The late Leszek Kolakowski was one of the most influential philosophers of the twentieth century. A prominent anticommunist writer, Kolakowski was also a deeply humanistic thinker, and his meditations on society, religion, morality, and culture stand alongside his political writings as commentaries on intellectual--and everyday--life in the twentieth century. Kolakowski's extraordinary empathy, humor, and erudition are on full display in Is God Happy?, the first collection of his work to be published since his death in 2009. Accessible and wide ranging, these essays--many of them translated into English for the first time--testify to the remarkable scope of Kolakowski's work. From a provocative and deeply felt critique of Marxist ideology to the witty and self-effacing In Praise of Unpunctuality to a rigorous analysis of Erasmus' model of Christianity and the future of religion, these essays distill Kolakowski's lifelong engagement with the eternal problems of philosophy and some of the most vital questions of our age.

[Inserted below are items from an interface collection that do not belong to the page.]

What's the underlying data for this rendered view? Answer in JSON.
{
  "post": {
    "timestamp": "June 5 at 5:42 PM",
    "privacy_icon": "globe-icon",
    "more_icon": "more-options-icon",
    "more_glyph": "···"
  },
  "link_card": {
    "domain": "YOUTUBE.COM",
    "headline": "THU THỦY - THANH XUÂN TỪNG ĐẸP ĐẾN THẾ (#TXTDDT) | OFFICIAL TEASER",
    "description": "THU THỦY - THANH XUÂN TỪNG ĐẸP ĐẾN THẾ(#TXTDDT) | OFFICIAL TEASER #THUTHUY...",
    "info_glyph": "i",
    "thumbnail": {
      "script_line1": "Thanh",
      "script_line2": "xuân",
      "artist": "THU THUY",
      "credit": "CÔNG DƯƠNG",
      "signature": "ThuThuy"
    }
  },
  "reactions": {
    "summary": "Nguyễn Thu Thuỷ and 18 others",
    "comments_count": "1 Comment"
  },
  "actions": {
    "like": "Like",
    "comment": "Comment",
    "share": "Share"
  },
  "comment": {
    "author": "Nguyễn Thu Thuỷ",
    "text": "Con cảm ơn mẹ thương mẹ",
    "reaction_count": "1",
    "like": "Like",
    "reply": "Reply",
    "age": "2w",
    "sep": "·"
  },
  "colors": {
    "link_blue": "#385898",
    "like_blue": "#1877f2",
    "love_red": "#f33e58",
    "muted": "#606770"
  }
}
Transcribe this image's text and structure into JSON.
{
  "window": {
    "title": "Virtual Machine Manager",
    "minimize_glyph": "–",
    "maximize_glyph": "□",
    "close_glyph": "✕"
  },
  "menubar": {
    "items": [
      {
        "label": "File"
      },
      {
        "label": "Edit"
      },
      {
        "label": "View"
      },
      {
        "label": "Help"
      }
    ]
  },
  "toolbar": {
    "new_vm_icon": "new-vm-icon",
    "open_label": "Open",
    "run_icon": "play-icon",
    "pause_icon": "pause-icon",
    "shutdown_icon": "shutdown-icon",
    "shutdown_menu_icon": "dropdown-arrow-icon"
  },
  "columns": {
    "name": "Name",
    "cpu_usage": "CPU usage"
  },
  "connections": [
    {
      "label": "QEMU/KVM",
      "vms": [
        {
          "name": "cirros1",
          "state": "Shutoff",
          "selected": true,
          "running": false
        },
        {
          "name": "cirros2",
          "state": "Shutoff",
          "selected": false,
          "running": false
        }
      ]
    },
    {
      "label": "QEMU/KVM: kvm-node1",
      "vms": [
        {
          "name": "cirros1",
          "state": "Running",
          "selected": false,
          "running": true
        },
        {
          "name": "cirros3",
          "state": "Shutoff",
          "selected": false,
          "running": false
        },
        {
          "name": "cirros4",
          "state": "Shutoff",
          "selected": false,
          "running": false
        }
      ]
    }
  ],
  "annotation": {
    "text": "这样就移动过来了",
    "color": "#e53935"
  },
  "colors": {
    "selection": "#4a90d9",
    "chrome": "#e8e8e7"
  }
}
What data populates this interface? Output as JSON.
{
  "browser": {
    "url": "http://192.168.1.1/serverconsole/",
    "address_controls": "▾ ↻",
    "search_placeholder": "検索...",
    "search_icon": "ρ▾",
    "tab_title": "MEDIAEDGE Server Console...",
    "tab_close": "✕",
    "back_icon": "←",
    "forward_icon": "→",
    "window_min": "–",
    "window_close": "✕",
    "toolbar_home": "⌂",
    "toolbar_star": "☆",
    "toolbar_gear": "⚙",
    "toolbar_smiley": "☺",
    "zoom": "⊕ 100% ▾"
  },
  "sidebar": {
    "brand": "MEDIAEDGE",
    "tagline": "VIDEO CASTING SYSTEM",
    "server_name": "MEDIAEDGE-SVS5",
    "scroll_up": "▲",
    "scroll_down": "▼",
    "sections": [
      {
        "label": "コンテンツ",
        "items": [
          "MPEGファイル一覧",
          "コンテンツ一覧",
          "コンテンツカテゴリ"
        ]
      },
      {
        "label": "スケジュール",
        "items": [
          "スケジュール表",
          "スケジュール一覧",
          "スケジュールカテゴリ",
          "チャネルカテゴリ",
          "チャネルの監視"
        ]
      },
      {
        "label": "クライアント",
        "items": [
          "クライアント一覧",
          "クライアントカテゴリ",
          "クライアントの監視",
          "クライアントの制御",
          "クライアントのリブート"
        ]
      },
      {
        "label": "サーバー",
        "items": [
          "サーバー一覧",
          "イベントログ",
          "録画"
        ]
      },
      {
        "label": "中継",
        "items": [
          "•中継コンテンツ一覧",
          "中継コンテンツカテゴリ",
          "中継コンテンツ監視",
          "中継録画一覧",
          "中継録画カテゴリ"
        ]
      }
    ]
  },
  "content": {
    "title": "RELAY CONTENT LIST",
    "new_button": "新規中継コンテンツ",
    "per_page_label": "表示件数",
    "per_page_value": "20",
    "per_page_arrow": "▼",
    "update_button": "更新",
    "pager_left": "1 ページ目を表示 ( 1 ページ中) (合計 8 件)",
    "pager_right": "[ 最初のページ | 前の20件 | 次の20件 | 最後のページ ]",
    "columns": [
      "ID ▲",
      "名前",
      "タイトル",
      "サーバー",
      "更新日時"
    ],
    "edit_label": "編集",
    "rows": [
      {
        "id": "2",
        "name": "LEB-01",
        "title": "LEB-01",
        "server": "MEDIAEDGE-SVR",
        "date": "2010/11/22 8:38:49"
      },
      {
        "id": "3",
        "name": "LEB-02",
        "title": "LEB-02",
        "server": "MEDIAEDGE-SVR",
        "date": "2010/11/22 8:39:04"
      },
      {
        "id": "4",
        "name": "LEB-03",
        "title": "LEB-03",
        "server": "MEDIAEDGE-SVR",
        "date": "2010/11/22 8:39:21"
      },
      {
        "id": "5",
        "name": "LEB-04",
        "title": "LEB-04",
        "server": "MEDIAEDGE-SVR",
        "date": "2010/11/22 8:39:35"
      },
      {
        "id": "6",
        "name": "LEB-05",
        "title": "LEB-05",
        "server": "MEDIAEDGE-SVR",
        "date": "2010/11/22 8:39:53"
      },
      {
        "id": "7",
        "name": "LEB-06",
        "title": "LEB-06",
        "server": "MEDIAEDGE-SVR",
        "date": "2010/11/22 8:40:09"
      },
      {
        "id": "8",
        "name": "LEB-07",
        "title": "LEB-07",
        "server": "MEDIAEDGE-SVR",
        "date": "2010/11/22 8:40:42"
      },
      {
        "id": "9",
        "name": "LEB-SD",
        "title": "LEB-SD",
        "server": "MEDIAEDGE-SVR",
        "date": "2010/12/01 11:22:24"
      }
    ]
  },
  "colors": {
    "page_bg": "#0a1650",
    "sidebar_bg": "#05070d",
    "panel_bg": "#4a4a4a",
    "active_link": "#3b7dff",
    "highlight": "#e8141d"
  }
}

Leszek Kolakowski (1927-2009) was professor of the history of modern philosophy at the University of Warsaw until 1968, when he was fired by the government for political reasons and prevented from teaching and publishing. That same year he took up a visiting professorship at McGill University in Montreal, then at UC Berkeley, and in 1970 settled in Oxford at All Souls College, where he was Senior Research Fellow. Kolakowski was also professor at the Committee on Social Thought at the University of Chicago; the author of numerous books, including his masterwork, Main Currents of Marxism; and the recipient of many awards, including the Prix Tocqueville and the John W. Kluge Prize.